##### Records provided
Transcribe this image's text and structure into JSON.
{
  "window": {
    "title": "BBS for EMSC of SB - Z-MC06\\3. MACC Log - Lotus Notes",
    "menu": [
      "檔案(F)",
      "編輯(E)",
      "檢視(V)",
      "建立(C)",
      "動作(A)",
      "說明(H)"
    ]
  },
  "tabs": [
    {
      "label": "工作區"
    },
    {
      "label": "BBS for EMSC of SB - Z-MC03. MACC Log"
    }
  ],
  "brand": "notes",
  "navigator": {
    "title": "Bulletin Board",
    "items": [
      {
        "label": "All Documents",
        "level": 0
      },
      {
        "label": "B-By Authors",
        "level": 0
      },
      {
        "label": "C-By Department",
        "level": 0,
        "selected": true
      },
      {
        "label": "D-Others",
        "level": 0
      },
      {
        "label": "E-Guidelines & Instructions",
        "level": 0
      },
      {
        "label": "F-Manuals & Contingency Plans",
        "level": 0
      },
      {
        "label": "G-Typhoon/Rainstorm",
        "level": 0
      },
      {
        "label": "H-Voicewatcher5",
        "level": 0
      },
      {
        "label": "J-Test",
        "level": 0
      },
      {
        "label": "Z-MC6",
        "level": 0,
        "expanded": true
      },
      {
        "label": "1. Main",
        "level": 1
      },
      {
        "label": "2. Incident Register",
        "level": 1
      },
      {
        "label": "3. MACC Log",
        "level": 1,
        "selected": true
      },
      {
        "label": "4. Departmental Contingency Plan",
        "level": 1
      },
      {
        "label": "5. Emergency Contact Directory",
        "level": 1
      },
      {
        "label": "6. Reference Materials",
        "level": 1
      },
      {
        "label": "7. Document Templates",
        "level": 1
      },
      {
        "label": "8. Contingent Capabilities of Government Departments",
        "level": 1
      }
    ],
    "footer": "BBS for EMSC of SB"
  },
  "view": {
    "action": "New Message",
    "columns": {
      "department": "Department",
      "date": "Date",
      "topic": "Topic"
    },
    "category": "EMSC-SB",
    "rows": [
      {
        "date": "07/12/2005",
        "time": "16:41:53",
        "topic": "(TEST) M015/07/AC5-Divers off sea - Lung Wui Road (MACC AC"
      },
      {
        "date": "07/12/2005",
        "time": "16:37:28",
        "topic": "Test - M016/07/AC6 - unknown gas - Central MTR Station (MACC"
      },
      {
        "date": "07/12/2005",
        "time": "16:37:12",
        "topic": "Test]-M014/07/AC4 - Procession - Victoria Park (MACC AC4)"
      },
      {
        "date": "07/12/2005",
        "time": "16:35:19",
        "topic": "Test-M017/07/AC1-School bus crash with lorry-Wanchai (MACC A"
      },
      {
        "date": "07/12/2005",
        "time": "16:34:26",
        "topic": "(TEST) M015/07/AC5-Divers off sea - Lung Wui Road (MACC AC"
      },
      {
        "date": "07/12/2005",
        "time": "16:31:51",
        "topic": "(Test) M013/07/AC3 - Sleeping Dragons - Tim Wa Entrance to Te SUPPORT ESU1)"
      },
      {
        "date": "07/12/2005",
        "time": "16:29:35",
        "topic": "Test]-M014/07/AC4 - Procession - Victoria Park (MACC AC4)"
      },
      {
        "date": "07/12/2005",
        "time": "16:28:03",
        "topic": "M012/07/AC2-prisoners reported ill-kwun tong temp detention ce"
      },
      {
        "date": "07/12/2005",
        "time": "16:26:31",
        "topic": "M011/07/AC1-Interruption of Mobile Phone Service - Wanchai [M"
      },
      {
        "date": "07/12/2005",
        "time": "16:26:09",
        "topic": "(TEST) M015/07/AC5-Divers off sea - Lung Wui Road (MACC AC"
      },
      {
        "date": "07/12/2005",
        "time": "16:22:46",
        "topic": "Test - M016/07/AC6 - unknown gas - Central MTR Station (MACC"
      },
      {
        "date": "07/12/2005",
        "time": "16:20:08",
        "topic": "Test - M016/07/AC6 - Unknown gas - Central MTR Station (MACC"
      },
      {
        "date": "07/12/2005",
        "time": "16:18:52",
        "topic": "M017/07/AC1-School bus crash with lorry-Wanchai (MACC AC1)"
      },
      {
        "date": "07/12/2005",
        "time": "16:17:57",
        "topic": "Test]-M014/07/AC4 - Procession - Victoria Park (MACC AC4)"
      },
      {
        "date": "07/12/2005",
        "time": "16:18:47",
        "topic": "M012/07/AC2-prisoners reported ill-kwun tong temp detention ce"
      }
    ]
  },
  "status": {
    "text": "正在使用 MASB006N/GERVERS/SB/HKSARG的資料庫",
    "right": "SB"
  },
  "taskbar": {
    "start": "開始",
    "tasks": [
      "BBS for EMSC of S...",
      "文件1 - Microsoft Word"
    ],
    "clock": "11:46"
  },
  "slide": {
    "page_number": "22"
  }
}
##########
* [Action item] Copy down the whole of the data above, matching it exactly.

* [Written solution]
Transcribe this image's text and structure into JSON.
{
  "window": {
    "title": "BBS for EMSC of SB - Z-MC06\\3. MACC Log - Lotus Notes",
    "menu": [
      "檔案(F)",
      "編輯(E)",
      "檢視(V)",
      "建立(C)",
      "動作(A)",
      "說明(H)"
    ]
  },
  "tabs": [
    {
      "label": "工作區"
    },
    {
      "label": "BBS for EMSC of SB - Z-MC03. MACC Log"
    }
  ],
  "brand": "notes",
  "navigator": {
    "title": "Bulletin Board",
    "items": [
      {
        "label": "All Documents",
        "level": 0
      },
      {
        "label": "B-By Authors",
        "level": 0
      },
      {
        "label": "C-By Department",
        "level": 0,
        "selected": true
      },
      {
        "label": "D-Others",
        "level": 0
      },
      {
        "label": "E-Guidelines & Instructions",
        "level": 0
      },
      {
        "label": "F-Manuals & Contingency Plans",
        "level": 0
      },
      {
        "label": "G-Typhoon/Rainstorm",
        "level": 0
      },
      {
        "label": "H-Voicewatcher5",
        "level": 0
      },
      {
        "label": "J-Test",
        "level": 0
      },
      {
        "label": "Z-MC6",
        "level": 0,
        "expanded": true
      },
      {
        "label": "1. Main",
        "level": 1
      },
      {
        "label": "2. Incident Register",
        "level": 1
      },
      {
        "label": "3. MACC Log",
        "level": 1,
        "selected": true
      },
      {
        "label": "4. Departmental Contingency Plan",
        "level": 1
      },
      {
        "label": "5. Emergency Contact Directory",
        "level": 1
      },
      {
        "label": "6. Reference Materials",
        "level": 1
      },
      {
        "label": "7. Document Templates",
        "level": 1
      },
      {
        "label": "8. Contingent Capabilities of Government Departments",
        "level": 1
      }
    ],
    "footer": "BBS for EMSC of SB"
  },
  "view": {
    "action": "New Message",
    "columns": {
      "department": "Department",
      "date": "Date",
      "topic": "Topic"
    },
    "category": "EMSC-SB",
    "rows": [
      {
        "date": "07/12/2005",
        "time": "16:41:53",
        "topic": "(TEST) M015/07/AC5-Divers off sea - Lung Wui Road (MACC AC"
      },
      {
        "date": "07/12/2005",
        "time": "16:37:28",
        "topic": "Test - M016/07/AC6 - unknown gas - Central MTR Station (MACC"
      },
      {
        "date": "07/12/2005",
        "time": "16:37:12",
        "topic": "Test]-M014/07/AC4 - Procession - Victoria Park (MACC AC4)"
      },
      {
        "date": "07/12/2005",
        "time": "16:35:19",
        "topic": "Test-M017/07/AC1-School bus crash with lorry-Wanchai (MACC A"
      },
      {
        "date": "07/12/2005",
        "time": "16:34:26",
        "topic": "(TEST) M015/07/AC5-Divers off sea - Lung Wui Road (MACC AC"
      },
      {
        "date": "07/12/2005",
        "time": "16:31:51",
        "topic": "(Test) M013/07/AC3 - Sleeping Dragons - Tim Wa Entrance to Te SUPPORT ESU1)"
      },
      {
        "date": "07/12/2005",
        "time": "16:29:35",
        "topic": "Test]-M014/07/AC4 - Procession - Victoria Park (MACC AC4)"
      },
      {
        "date": "07/12/2005",
        "time": "16:28:03",
        "topic": "M012/07/AC2-prisoners reported ill-kwun tong temp detention ce"
      },
      {
        "date": "07/12/2005",
        "time": "16:26:31",
        "topic": "M011/07/AC1-Interruption of Mobile Phone Service - Wanchai [M"
      },
      {
        "date": "07/12/2005",
        "time": "16:26:09",
        "topic": "(TEST) M015/07/AC5-Divers off sea - Lung Wui Road (MACC AC"
      },
      {
        "date": "07/12/2005",
        "time": "16:22:46",
        "topic": "Test - M016/07/AC6 - unknown gas - Central MTR Station (MACC"
      },
      {
        "date": "07/12/2005",
        "time": "16:20:08",
        "topic": "Test - M016/07/AC6 - Unknown gas - Central MTR Station (MACC"
      },
      {
        "date": "07/12/2005",
        "time": "16:18:52",
        "topic": "M017/07/AC1-School bus crash with lorry-Wanchai (MACC AC1)"
      },
      {
        "date": "07/12/2005",
        "time": "16:17:57",
        "topic": "Test]-M014/07/AC4 - Procession - Victoria Park (MACC AC4)"
      },
      {
        "date": "07/12/2005",
        "time": "16:18:47",
        "topic": "M012/07/AC2-prisoners reported ill-kwun tong temp detention ce"
      }
    ]
  },
  "status": {
    "text": "正在使用 MASB006N/GERVERS/SB/HKSARG的資料庫",
    "right": "SB"
  },
  "taskbar": {
    "start": "開始",
    "tasks": [
      "BBS for EMSC of S...",
      "文件1 - Microsoft Word"
    ],
    "clock": "11:46"
  },
  "slide": {
    "page_number": "22"
  }
}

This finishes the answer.